Chen is still the leader of a large network of house churches. When asked about persecution of Christians in China, he refers to secularism, materialism, and money. "Money now dictates every aspect of life. Most Chinese, especially the youngsters, live to earn as much as they can, so they can have that nice apartment, and can get married and afford a family. They are so occupied with working there is hardly room for ministry anymore."
Like Chen, urban Pastor Fai doesn't refer to the government when he talks about persecution. As long as his meetings are not too big and not political (like inviting foreigners into the church service) the government leaves him alone. "We are an unregistered house church, but we don't experience persecution."
Extensive research by Open Doors across many house church networks has shown that by far most Christians do not claim they are being persecuted. It is true that there are still dozens of Christians imprisoned, but that is a sharp decline compared to the hundreds or even thousands of Christians who served sentences in labor camps in the past.
China ranks 37th on the 2013 Open Doors World Watch List, an index that ranks 50 countries where Christians face the most severe persecution. This indicates that China is still one of the countries where Christians are oppressed because of their faith. However, less than 10 years ago China was in the top 10. Last year China ranked 21st. China was 13th in 2010.
By far the most persecution in China happens predominately in Muslim and Tibetan minorities, where the family or the local community sometimes mistreats, banishes, or even kills people who want to follow Christ.
Christians among the Han majority still experience limitations, especially compared to democratic countries. "Generally, we feel the government is on the right path," says one Christian. "Of course there is still room for improvement. Meeting in large groups is not always permitted, but not always illegal, either. It varies from region to region. We know cases where large house churches were offered land by the local authorities to build a proper church."
There is, of course, one well-known exception: the Shouwang Church in Beijing. Until a few years ago the members met at several locations for worship. Then the leadership made the decision to combine Sunday services with the entire congregation. In late 2009, Shouwang purchased the second floor of the Daheng Science and Technology Tower in northwest Beijing, but, after pressure from the authorities, the landlord never handed over the key. The church members' decision to meet outside enraged local officials. Public assembly is forbidden and considered a threat.

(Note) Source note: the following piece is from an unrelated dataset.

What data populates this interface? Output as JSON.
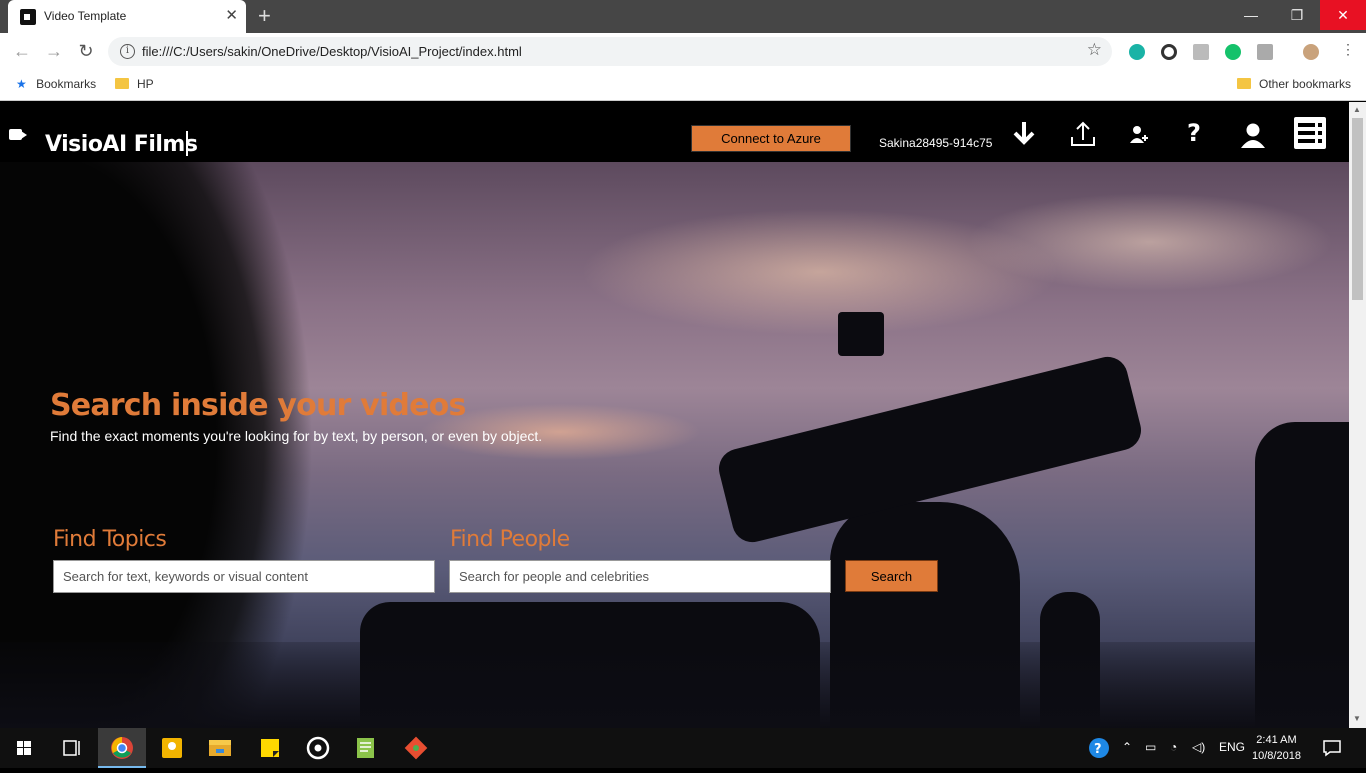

For a short time, the church relocated to a restaurant that was offered to them by the government. When this did not work out, Shouwang's services moved back to the park. From April 11, 2012, the Public Security Bureau started to arrest the most important leaders. In most cases, they were released after a few days of detention. Founding pastor Jin Tianming is still under house arrest. One of the main reasons, apparently, is a petition the church leaders wrote (and co-signed by other unregistered church leaders) in which they requested the government to adopt new laws to protect religious freedom. The co-signers are often invited by officials for "tea." "Those meetings are not always pleasant," a pastor from Beijing shares. "They pressured me to withdraw my support. But I cannot. I have to support my brothers and sisters."